“…The ultimate [objective] is to get all of us to get through the 2030s where we produce a submarine that is in my view, truly collaborative...”
The UK defence secretary went on to rule out any off-the-shelf purchase of Astute Class submarines.
“It may not look like a submarine that none of us have on our stocks, and I can tell you that because when boat seven is out of the Astutes, that’s it,” he said.
“We are onto our next design and our new one, and that might well be fully shared with all three nations as a collaborative design.”
This comes amid calls for an off-the-shelf purchase of Virginia Class submarines, including from former defence minister and federal opposition leader Peter Dutton, who had proposed two initial direct purchases before 2030.
However, Minister Marles has rejected the idea, claiming delivery before 2030 is “extremely optimistic”.
A recently published US Congressional Research Services report also cast doubt over the feasibility of off-the-shelf purchases for Australia.
The review flagged issues relating to the US Navy’s own procurement program, which include the force-level goal and procurement rate, industrial-base challenges, and cost and schedule risks.
Secretary Wallace’s remarks followed the announcement of a deal to allow RAN personnel to train aboard HMS Anson — the UK’s latest Astute Class submarine.

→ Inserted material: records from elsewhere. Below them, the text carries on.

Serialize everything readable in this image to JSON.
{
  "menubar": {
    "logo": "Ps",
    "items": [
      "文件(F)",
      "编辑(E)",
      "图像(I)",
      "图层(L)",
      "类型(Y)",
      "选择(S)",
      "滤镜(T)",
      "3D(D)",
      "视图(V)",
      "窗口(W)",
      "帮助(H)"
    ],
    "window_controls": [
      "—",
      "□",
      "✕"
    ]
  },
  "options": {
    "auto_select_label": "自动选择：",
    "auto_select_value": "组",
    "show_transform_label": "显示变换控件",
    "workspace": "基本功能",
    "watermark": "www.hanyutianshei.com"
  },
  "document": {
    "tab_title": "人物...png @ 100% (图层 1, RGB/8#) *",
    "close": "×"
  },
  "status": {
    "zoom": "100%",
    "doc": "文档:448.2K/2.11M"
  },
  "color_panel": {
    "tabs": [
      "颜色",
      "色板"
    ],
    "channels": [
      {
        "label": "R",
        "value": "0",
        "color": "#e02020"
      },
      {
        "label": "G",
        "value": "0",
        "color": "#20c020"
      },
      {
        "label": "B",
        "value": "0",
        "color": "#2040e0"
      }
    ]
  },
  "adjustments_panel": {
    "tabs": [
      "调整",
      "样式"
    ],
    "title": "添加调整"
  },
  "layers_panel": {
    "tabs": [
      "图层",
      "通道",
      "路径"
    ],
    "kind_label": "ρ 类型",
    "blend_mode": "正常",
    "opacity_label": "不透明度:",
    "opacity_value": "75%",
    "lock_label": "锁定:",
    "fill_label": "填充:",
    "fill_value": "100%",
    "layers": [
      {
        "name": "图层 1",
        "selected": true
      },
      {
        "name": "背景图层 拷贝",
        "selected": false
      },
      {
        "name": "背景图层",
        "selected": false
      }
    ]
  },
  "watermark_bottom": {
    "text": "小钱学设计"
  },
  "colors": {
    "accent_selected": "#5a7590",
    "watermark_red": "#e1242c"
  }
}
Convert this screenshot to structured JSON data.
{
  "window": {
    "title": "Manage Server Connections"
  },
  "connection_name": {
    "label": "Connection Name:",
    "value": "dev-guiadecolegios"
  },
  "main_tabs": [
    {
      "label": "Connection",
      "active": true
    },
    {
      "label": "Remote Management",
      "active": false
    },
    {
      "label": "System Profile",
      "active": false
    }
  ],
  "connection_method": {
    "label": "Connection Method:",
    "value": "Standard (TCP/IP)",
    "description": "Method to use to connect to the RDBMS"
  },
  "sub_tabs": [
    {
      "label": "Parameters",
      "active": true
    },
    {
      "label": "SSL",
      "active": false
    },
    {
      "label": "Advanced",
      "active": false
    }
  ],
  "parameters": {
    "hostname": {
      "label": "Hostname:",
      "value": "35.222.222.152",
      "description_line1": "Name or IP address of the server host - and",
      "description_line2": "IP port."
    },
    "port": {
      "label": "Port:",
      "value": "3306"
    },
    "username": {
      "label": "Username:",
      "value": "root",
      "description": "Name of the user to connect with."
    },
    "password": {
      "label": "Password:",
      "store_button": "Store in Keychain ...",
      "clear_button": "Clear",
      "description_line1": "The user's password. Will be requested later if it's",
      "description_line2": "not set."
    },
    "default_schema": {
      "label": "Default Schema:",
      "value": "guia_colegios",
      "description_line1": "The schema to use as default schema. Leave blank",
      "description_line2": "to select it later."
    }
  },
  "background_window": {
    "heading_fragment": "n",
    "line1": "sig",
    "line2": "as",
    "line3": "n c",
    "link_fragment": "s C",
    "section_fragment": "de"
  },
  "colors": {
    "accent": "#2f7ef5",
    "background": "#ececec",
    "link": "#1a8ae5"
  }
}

The deal comes just months after the US approved legislation enabling Australian military personnel to train with US counterparts aboard Virginia Class submarines.